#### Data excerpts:
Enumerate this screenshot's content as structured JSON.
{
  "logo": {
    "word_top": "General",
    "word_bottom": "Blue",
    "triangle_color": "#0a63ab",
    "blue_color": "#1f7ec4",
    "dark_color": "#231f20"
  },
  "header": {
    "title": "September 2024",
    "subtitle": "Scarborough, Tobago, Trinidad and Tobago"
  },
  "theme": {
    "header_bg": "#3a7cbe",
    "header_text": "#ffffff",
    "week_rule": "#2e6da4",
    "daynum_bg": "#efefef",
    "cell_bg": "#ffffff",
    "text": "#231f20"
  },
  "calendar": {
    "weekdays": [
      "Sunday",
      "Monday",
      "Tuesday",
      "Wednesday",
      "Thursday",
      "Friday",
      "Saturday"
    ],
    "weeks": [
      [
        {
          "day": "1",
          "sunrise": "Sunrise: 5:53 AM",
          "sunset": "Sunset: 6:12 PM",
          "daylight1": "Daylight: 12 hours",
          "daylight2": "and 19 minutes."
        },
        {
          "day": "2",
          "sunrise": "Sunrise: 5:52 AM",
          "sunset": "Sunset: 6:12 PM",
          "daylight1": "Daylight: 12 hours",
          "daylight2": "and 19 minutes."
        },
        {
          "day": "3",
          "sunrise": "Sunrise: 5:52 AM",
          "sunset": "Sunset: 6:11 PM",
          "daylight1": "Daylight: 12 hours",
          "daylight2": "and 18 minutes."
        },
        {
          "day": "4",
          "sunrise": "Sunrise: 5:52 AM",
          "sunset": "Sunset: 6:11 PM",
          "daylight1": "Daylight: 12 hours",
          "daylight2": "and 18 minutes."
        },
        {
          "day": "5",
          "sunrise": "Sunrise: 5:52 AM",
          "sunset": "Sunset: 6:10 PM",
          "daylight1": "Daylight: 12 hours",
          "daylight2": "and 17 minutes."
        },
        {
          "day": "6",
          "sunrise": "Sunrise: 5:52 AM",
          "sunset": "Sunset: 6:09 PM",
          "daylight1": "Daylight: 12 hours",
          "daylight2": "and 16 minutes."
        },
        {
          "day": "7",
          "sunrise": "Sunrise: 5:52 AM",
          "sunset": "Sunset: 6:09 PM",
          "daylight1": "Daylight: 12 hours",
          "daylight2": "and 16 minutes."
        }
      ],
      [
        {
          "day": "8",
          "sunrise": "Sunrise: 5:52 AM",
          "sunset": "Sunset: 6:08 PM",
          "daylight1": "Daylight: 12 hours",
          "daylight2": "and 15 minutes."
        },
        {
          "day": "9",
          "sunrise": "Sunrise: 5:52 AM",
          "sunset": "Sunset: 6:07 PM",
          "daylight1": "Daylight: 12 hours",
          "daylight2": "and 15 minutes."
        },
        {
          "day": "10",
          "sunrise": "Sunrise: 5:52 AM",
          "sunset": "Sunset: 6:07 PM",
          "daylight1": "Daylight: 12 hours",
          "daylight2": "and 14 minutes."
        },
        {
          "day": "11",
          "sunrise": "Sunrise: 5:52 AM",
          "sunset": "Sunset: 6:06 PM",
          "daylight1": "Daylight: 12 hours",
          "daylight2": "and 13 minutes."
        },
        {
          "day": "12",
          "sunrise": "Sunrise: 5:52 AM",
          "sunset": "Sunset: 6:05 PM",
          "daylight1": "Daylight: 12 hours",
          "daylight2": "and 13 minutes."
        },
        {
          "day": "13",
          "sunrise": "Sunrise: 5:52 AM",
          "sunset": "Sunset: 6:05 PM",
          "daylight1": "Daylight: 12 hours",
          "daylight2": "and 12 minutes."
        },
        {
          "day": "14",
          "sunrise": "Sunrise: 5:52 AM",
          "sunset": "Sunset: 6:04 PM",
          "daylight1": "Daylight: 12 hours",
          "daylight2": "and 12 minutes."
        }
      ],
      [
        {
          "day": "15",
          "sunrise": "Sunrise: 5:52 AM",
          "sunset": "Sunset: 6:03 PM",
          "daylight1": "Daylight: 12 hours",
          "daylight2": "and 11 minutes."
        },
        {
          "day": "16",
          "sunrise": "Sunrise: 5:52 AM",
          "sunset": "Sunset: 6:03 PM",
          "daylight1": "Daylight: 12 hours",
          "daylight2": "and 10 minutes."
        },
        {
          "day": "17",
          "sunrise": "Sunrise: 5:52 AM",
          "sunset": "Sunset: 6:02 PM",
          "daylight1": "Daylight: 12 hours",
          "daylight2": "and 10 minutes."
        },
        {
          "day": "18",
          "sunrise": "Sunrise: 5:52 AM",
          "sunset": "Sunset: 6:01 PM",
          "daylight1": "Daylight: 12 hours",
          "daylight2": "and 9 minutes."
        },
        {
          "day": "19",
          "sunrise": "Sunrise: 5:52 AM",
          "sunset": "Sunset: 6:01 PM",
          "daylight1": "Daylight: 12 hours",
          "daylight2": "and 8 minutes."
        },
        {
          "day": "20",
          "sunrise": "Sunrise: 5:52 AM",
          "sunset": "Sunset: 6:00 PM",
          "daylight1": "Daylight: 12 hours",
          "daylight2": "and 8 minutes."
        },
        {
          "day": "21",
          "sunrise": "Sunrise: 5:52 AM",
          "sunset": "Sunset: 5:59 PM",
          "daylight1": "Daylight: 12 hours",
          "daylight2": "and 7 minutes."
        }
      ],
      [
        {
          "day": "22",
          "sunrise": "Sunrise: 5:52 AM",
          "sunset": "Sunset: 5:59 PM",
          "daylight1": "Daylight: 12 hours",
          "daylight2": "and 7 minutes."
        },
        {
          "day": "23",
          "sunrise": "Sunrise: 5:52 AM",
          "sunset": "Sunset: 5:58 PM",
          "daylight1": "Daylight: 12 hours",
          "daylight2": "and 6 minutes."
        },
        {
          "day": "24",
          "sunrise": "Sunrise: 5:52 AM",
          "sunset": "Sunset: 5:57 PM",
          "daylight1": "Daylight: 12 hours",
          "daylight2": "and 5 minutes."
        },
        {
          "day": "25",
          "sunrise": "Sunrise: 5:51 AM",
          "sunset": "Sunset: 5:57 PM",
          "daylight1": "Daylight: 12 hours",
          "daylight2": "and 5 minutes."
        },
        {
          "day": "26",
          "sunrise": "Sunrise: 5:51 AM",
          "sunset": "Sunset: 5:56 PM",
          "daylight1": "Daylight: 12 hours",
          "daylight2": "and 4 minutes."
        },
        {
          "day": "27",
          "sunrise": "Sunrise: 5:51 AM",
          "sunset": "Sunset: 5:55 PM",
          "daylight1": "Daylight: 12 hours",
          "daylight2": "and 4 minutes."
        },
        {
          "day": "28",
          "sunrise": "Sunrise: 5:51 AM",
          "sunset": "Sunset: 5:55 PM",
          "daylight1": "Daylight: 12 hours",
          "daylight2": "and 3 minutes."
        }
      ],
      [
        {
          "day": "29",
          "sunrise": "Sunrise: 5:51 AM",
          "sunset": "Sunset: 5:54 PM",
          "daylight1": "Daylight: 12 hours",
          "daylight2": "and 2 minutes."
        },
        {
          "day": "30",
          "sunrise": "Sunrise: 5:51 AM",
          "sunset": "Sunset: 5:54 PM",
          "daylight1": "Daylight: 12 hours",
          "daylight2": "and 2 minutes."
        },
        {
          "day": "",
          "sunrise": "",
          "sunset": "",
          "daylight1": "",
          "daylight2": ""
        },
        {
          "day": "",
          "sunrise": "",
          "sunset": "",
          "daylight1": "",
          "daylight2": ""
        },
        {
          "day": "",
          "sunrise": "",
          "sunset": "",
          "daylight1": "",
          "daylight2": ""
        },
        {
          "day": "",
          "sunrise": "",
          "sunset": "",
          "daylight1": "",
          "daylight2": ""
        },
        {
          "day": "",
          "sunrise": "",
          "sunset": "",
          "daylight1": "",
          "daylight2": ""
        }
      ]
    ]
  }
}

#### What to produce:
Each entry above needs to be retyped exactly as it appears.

#### Task output:
Enumerate this screenshot's content as structured JSON.
{
  "logo": {
    "word_top": "General",
    "word_bottom": "Blue",
    "triangle_color": "#0a63ab",
    "blue_color": "#1f7ec4",
    "dark_color": "#231f20"
  },
  "header": {
    "title": "September 2024",
    "subtitle": "Scarborough, Tobago, Trinidad and Tobago"
  },
  "theme": {
    "header_bg": "#3a7cbe",
    "header_text": "#ffffff",
    "week_rule": "#2e6da4",
    "daynum_bg": "#efefef",
    "cell_bg": "#ffffff",
    "text": "#231f20"
  },
  "calendar": {
    "weekdays": [
      "Sunday",
      "Monday",
      "Tuesday",
      "Wednesday",
      "Thursday",
      "Friday",
      "Saturday"
    ],
    "weeks": [
      [
        {
          "day": "1",
          "sunrise": "Sunrise: 5:53 AM",
          "sunset": "Sunset: 6:12 PM",
          "daylight1": "Daylight: 12 hours",
          "daylight2": "and 19 minutes."
        },
        {
          "day": "2",
          "sunrise": "Sunrise: 5:52 AM",
          "sunset": "Sunset: 6:12 PM",
          "daylight1": "Daylight: 12 hours",
          "daylight2": "and 19 minutes."
        },
        {
          "day": "3",
          "sunrise": "Sunrise: 5:52 AM",
          "sunset": "Sunset: 6:11 PM",
          "daylight1": "Daylight: 12 hours",
          "daylight2": "and 18 minutes."
        },
        {
          "day": "4",
          "sunrise": "Sunrise: 5:52 AM",
          "sunset": "Sunset: 6:11 PM",
          "daylight1": "Daylight: 12 hours",
          "daylight2": "and 18 minutes."
        },
        {
          "day": "5",
          "sunrise": "Sunrise: 5:52 AM",
          "sunset": "Sunset: 6:10 PM",
          "daylight1": "Daylight: 12 hours",
          "daylight2": "and 17 minutes."
        },
        {
          "day": "6",
          "sunrise": "Sunrise: 5:52 AM",
          "sunset": "Sunset: 6:09 PM",
          "daylight1": "Daylight: 12 hours",
          "daylight2": "and 16 minutes."
        },
        {
          "day": "7",
          "sunrise": "Sunrise: 5:52 AM",
          "sunset": "Sunset: 6:09 PM",
          "daylight1": "Daylight: 12 hours",
          "daylight2": "and 16 minutes."
        }
      ],
      [
        {
          "day": "8",
          "sunrise": "Sunrise: 5:52 AM",
          "sunset": "Sunset: 6:08 PM",
          "daylight1": "Daylight: 12 hours",
          "daylight2": "and 15 minutes."
        },
        {
          "day": "9",
          "sunrise": "Sunrise: 5:52 AM",
          "sunset": "Sunset: 6:07 PM",
          "daylight1": "Daylight: 12 hours",
          "daylight2": "and 15 minutes."
        },
        {
          "day": "10",
          "sunrise": "Sunrise: 5:52 AM",
          "sunset": "Sunset: 6:07 PM",
          "daylight1": "Daylight: 12 hours",
          "daylight2": "and 14 minutes."
        },
        {
          "day": "11",
          "sunrise": "Sunrise: 5:52 AM",
          "sunset": "Sunset: 6:06 PM",
          "daylight1": "Daylight: 12 hours",
          "daylight2": "and 13 minutes."
        },
        {
          "day": "12",
          "sunrise": "Sunrise: 5:52 AM",
          "sunset": "Sunset: 6:05 PM",
          "daylight1": "Daylight: 12 hours",
          "daylight2": "and 13 minutes."
        },
        {
          "day": "13",
          "sunrise": "Sunrise: 5:52 AM",
          "sunset": "Sunset: 6:05 PM",
          "daylight1": "Daylight: 12 hours",
          "daylight2": "and 12 minutes."
        },
        {
          "day": "14",
          "sunrise": "Sunrise: 5:52 AM",
          "sunset": "Sunset: 6:04 PM",
          "daylight1": "Daylight: 12 hours",
          "daylight2": "and 12 minutes."
        }
      ],
      [
        {
          "day": "15",
          "sunrise": "Sunrise: 5:52 AM",
          "sunset": "Sunset: 6:03 PM",
          "daylight1": "Daylight: 12 hours",
          "daylight2": "and 11 minutes."
        },
        {
          "day": "16",
          "sunrise": "Sunrise: 5:52 AM",
          "sunset": "Sunset: 6:03 PM",
          "daylight1": "Daylight: 12 hours",
          "daylight2": "and 10 minutes."
        },
        {
          "day": "17",
          "sunrise": "Sunrise: 5:52 AM",
          "sunset": "Sunset: 6:02 PM",
          "daylight1": "Daylight: 12 hours",
          "daylight2": "and 10 minutes."
        },
        {
          "day": "18",
          "sunrise": "Sunrise: 5:52 AM",
          "sunset": "Sunset: 6:01 PM",
          "daylight1": "Daylight: 12 hours",
          "daylight2": "and 9 minutes."
        },
        {
          "day": "19",
          "sunrise": "Sunrise: 5:52 AM",
          "sunset": "Sunset: 6:01 PM",
          "daylight1": "Daylight: 12 hours",
          "daylight2": "and 8 minutes."
        },
        {
          "day": "20",
          "sunrise": "Sunrise: 5:52 AM",
          "sunset": "Sunset: 6:00 PM",
          "daylight1": "Daylight: 12 hours",
          "daylight2": "and 8 minutes."
        },
        {
          "day": "21",
          "sunrise": "Sunrise: 5:52 AM",
          "sunset": "Sunset: 5:59 PM",
          "daylight1": "Daylight: 12 hours",
          "daylight2": "and 7 minutes."
        }
      ],
      [
        {
          "day": "22",
          "sunrise": "Sunrise: 5:52 AM",
          "sunset": "Sunset: 5:59 PM",
          "daylight1": "Daylight: 12 hours",
          "daylight2": "and 7 minutes."
        },
        {
          "day": "23",
          "sunrise": "Sunrise: 5:52 AM",
          "sunset": "Sunset: 5:58 PM",
          "daylight1": "Daylight: 12 hours",
          "daylight2": "and 6 minutes."
        },
        {
          "day": "24",
          "sunrise": "Sunrise: 5:52 AM",
          "sunset": "Sunset: 5:57 PM",
          "daylight1": "Daylight: 12 hours",
          "daylight2": "and 5 minutes."
        },
        {
          "day": "25",
          "sunrise": "Sunrise: 5:51 AM",
          "sunset": "Sunset: 5:57 PM",
          "daylight1": "Daylight: 12 hours",
          "daylight2": "and 5 minutes."
        },
        {
          "day": "26",
          "sunrise": "Sunrise: 5:51 AM",
          "sunset": "Sunset: 5:56 PM",
          "daylight1": "Daylight: 12 hours",
          "daylight2": "and 4 minutes."
        },
        {
          "day": "27",
          "sunrise": "Sunrise: 5:51 AM",
          "sunset": "Sunset: 5:55 PM",
          "daylight1": "Daylight: 12 hours",
          "daylight2": "and 4 minutes."
        },
        {
          "day": "28",
          "sunrise": "Sunrise: 5:51 AM",
          "sunset": "Sunset: 5:55 PM",
          "daylight1": "Daylight: 12 hours",
          "daylight2": "and 3 minutes."
        }
      ],
      [
        {
          "day": "29",
          "sunrise": "Sunrise: 5:51 AM",
          "sunset": "Sunset: 5:54 PM",
          "daylight1": "Daylight: 12 hours",
          "daylight2": "and 2 minutes."
        },
        {
          "day": "30",
          "sunrise": "Sunrise: 5:51 AM",
          "sunset": "Sunset: 5:54 PM",
          "daylight1": "Daylight: 12 hours",
          "daylight2": "and 2 minutes."
        },
        {
          "day": "",
          "sunrise": "",
          "sunset": "",
          "daylight1": "",
          "daylight2": ""
        },
        {
          "day": "",
          "sunrise": "",
          "sunset": "",
          "daylight1": "",
          "daylight2": ""
        },
        {
          "day": "",
          "sunrise": "",
          "sunset": "",
          "daylight1": "",
          "daylight2": ""
        },
        {
          "day": "",
          "sunrise": "",
          "sunset": "",
          "daylight1": "",
          "daylight2": ""
        },
        {
          "day": "",
          "sunrise": "",
          "sunset": "",
          "daylight1": "",
          "daylight2": ""
        }
      ]
    ]
  }
}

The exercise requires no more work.